Specialist data analysts Global Data claim that the world's clean energy sector could be hindered by a 10% fall in Chinese battery production capacity due to the COVID-19 pandemic.
They say that manufacturing across the global clean energy sector including renewable energy, battery energy storage and electric vehicles could all be affected; and crucially, two of China's major lithium-ion manufacturers - CATL and BYD - are facing potential disruption to production facilities located in provinces that were highly affected by the pandemic. Overall, COVID-19 is expected to mean 26 GWh less output than planned in China's manufacturing capacity.
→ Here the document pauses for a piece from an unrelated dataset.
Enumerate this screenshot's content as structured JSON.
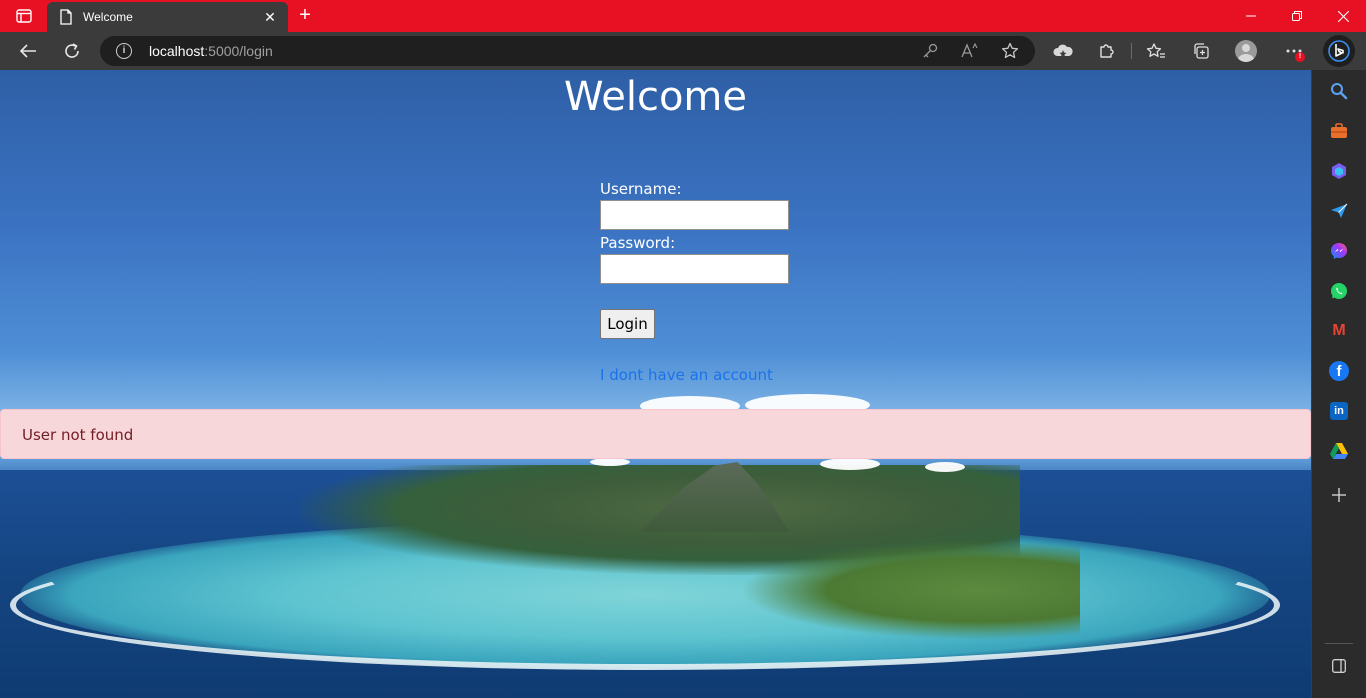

GlobalData's Senior Power Analyst Somik Das commented: “With COVID-19 causing a slowdown of China’s production output and economic growth prospects, the countries position as a global manufacturing hub is directly hurting international markets such as the clean energy sector where it is a battery manufacturing powerhouse.
"Several energy storage companies have rearranged their equipment lines or supply chains owing to a shortage in the workforce because of the pandemic. The Chinese EV charging infrastructure market have been negatively impacted by this, experiencing a set back with respect to battery storage capacity addition.
"However, backed by the Chinese Government, CATL and BYD, two of the largest battery manufacturers in China, have been widening their production capacities abroad."
While there are plans to extend production facilities worldwide, 88 of the 115 global battery 'mega factories' that are planned for completion by 2029 with support from the Chinese government are set to be located in the country. China also dominates the planned Li-ion pipeline installed battery storage capacity with 564 GWh by 2028, compared to Europe's 348 GWh capacity by 2029.
Das continued: “The scene should improve soon. Slowly and steadily as China makes its way out of the pandemic the battery storage sector is expected to pick up the pace as the Chinese battery manufacturers return to business as usual and make up for lost output in the second half of the fiscal year.”
With UK bike manufacturers and retailers seeing a huge boom in business as people turn to two wheels to get their daily exercise, it remains to be seen whether availability of e-bikes could be affected by the slowing down of li-ion battery production - but eBikeTips will be checking in on our industry contacts to see if they're experiencing problems sourcing hardware over the next few months.